Spice up your JavaFX project with maven Download this file
JavaFX is a promising technology for nice Rich Internet Applications (RIA). However this is a quiet recent product (it was introduced by Sun at JavaOne, May 2007) and still lacks at integration with continuous development environments like hudsonContinuous integration is great because it reduces the gap between the development process and the release phase. With continuous integration, the work made by the developers is continuously compiled and tested against unit tests. This helps detecting many problems very early and simplifies the whole development process.
Hudson is an integration server that works very nicely with maven projects.

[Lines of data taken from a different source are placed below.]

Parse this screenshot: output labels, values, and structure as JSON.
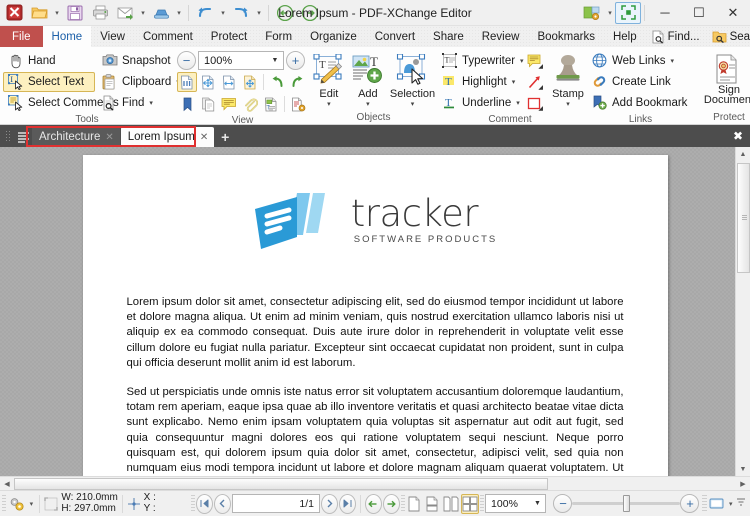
{
  "window": {
    "title": "Lorem Ipsum - PDF-XChange Editor",
    "minimize_label": "─",
    "maximize_label": "☐",
    "close_label": "✕"
  },
  "quick_access": {
    "items": [
      {
        "name": "app-logo-icon",
        "label": "PDF-XChange Editor"
      },
      {
        "name": "open-icon",
        "label": "Open"
      },
      {
        "name": "save-icon",
        "label": "Save"
      },
      {
        "name": "print-icon",
        "label": "Print"
      },
      {
        "name": "email-icon",
        "label": "Email"
      },
      {
        "name": "scan-icon",
        "label": "Scan"
      },
      {
        "name": "undo-icon",
        "label": "Undo"
      },
      {
        "name": "redo-icon",
        "label": "Redo"
      },
      {
        "name": "previous-view-icon",
        "label": "Previous View"
      },
      {
        "name": "next-view-icon",
        "label": "Next View"
      }
    ],
    "caret": "▾"
  },
  "title_right": {
    "customize_label": "Customize",
    "fullscreen_label": "Full Screen"
  },
  "menu": {
    "file": "File",
    "items": [
      {
        "label": "Home",
        "active": true
      },
      {
        "label": "View",
        "active": false
      },
      {
        "label": "Comment",
        "active": false
      },
      {
        "label": "Protect",
        "active": false
      },
      {
        "label": "Form",
        "active": false
      },
      {
        "label": "Organize",
        "active": false
      },
      {
        "label": "Convert",
        "active": false
      },
      {
        "label": "Share",
        "active": false
      },
      {
        "label": "Review",
        "active": false
      },
      {
        "label": "Bookmarks",
        "active": false
      },
      {
        "label": "Help",
        "active": false
      }
    ],
    "find": "Find...",
    "search": "Search...",
    "collapse": "∧"
  },
  "ribbon": {
    "groups": [
      {
        "name": "tools",
        "label": "Tools",
        "items": [
          {
            "label": "Hand",
            "icon": "hand-icon",
            "selected": false,
            "caret": false
          },
          {
            "label": "Select Text",
            "icon": "select-text-icon",
            "selected": true,
            "caret": false
          },
          {
            "label": "Select Comments",
            "icon": "select-comments-icon",
            "selected": false,
            "caret": false
          },
          {
            "label": "Snapshot",
            "icon": "snapshot-icon",
            "selected": false,
            "caret": false
          },
          {
            "label": "Clipboard",
            "icon": "clipboard-icon",
            "selected": false,
            "caret": true
          },
          {
            "label": "Find",
            "icon": "find-icon",
            "selected": false,
            "caret": true
          }
        ]
      },
      {
        "name": "view",
        "label": "View",
        "zoom_value": "100%",
        "zoom_out": "−",
        "zoom_in": "+",
        "icons_row1": [
          "fit-page-icon",
          "fit-width-icon",
          "fit-visible-icon",
          "actual-size-icon",
          "rotate-left-icon",
          "rotate-right-icon"
        ],
        "icons_row2": [
          "bookmarks-pane-icon",
          "thumbnails-pane-icon",
          "comments-pane-icon",
          "attachments-pane-icon",
          "content-pane-icon",
          "properties-icon"
        ]
      },
      {
        "name": "objects",
        "label": "Objects",
        "buttons": [
          {
            "label": "Edit",
            "icon": "edit-content-icon",
            "caret": "▾"
          },
          {
            "label": "Add",
            "icon": "add-content-icon",
            "caret": "▾"
          },
          {
            "label": "Selection",
            "icon": "selection-icon",
            "caret": "▾"
          }
        ]
      },
      {
        "name": "comment",
        "label": "Comment",
        "items": [
          {
            "label": "Typewriter",
            "icon": "typewriter-icon",
            "caret": true
          },
          {
            "label": "Highlight",
            "icon": "highlight-icon",
            "caret": true
          },
          {
            "label": "Underline",
            "icon": "underline-icon",
            "caret": true
          }
        ],
        "tool_icons": [
          {
            "name": "sticky-note-icon",
            "caret": true
          },
          {
            "name": "arrow-annotation-icon",
            "caret": true
          },
          {
            "name": "rectangle-annotation-icon",
            "caret": true
          }
        ],
        "stamp": {
          "label": "Stamp",
          "icon": "stamp-icon",
          "caret": "▾"
        }
      },
      {
        "name": "links",
        "label": "Links",
        "items": [
          {
            "label": "Web Links",
            "icon": "web-links-icon",
            "caret": true
          },
          {
            "label": "Create Link",
            "icon": "create-link-icon",
            "caret": false
          },
          {
            "label": "Add Bookmark",
            "icon": "add-bookmark-icon",
            "caret": false
          }
        ]
      },
      {
        "name": "protect",
        "label": "Protect",
        "buttons": [
          {
            "label": "Sign Document",
            "icon": "sign-document-icon",
            "caret": ""
          }
        ]
      }
    ]
  },
  "document_tabs": {
    "tabs": [
      {
        "label": "Architecture",
        "active": false,
        "close": "✕"
      },
      {
        "label": "Lorem Ipsum",
        "active": true,
        "close": "✕"
      }
    ],
    "add_label": "+",
    "close_all_label": "✖",
    "highlight_color": "#e03030"
  },
  "page_content": {
    "logo": {
      "name": "tracker",
      "tagline": "SOFTWARE PRODUCTS"
    },
    "paragraphs": [
      "Lorem ipsum dolor sit amet, consectetur adipiscing elit, sed do eiusmod tempor incididunt ut labore et dolore magna aliqua. Ut enim ad minim veniam, quis nostrud exercitation ullamco laboris nisi ut aliquip ex ea commodo consequat. Duis aute irure dolor in reprehenderit in voluptate velit esse cillum dolore eu fugiat nulla pariatur. Excepteur sint occaecat cupidatat non proident, sunt in culpa qui officia deserunt mollit anim id est laborum.",
      "Sed ut perspiciatis unde omnis iste natus error sit voluptatem accusantium doloremque laudantium, totam rem aperiam, eaque ipsa quae ab illo inventore veritatis et quasi architecto beatae vitae dicta sunt explicabo. Nemo enim ipsam voluptatem quia voluptas sit aspernatur aut odit aut fugit, sed quia consequuntur magni dolores eos qui ratione voluptatem sequi nesciunt. Neque porro quisquam est, qui dolorem ipsum quia dolor sit amet, consectetur, adipisci velit, sed quia non numquam eius modi tempora incidunt ut labore et dolore magnam aliquam quaerat voluptatem. Ut enim ad minima veniam, quis nostrum exercitationem ullam corporis suscipit laboriosam, nisi ut aliquid ex ea commodi consequatur? Quis autem vel eum iure reprehenderit qui in ea voluptate velit esse quam nihil molestiae consequatur, vel"
    ]
  },
  "status_bar": {
    "settings_icon": "settings-icon",
    "settings_caret": "▾",
    "page_size_icon": "page-size-icon",
    "width_label": "W: 210.0mm",
    "height_label": "H: 297.0mm",
    "cursor_icon": "cursor-position-icon",
    "x_label": "X :",
    "y_label": "Y :",
    "nav": {
      "first": "❘◂",
      "prev": "‹",
      "page_value": "1/1",
      "next": "›",
      "last": "▸❘"
    },
    "history": {
      "back": "←",
      "forward": "→"
    },
    "layout_icons": [
      "single-page-icon",
      "single-page-continuous-icon",
      "two-pages-icon",
      "two-pages-continuous-icon"
    ],
    "zoom_value": "100%",
    "zoom_out": "−",
    "zoom_in": "+",
    "fullscreen_icon": "fullscreen-icon",
    "fullscreen_caret": "▾",
    "resize_grip": "resize-grip-icon"
  }
}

So the first step to integrate a JavaFX project into our continuous integration environment was to “mavenize” the project. Jfrog has developed a javafx pluginfor maven that integrates the compilation of the javafx sources into the maven lifecycle. Moreover it can generate a jnlp to launch the project. 
However, this plugin is by default configured to work with artifactory. For some reasons you might want to use it without artifactory, and that’s possible. Just checkout the attached project to see how to configure it. Since artifactory takes care of some jnlp deployment issues, some additionnal plugins are required in this case: the dependency-plugin will copy the dependencies at the codebase directory of the jnlp and the jar-signer plugin will sign these jars.
At this step your project is fully integrated in the maven world. The last step is to deploy automatically the jnlp and required jars on a server to test your project. This can be achieved with the wagon plugin and its ftp extension (see attached project for an example of configuration). Then hudson can automatically deploy your application after each build by calling the mvn:deploy target. Enjoy!
Note: in the attached project, we use profiles (see profiles.xml) to configure the project dynamically whether this is intended to be run locally or deployed on a remote server. The “dev” profile allow you to run the project locally (using mvn clean package jfrog-javafx:excute) and the “prod” profile if for deployment (mvn -P-dev,prod deploy)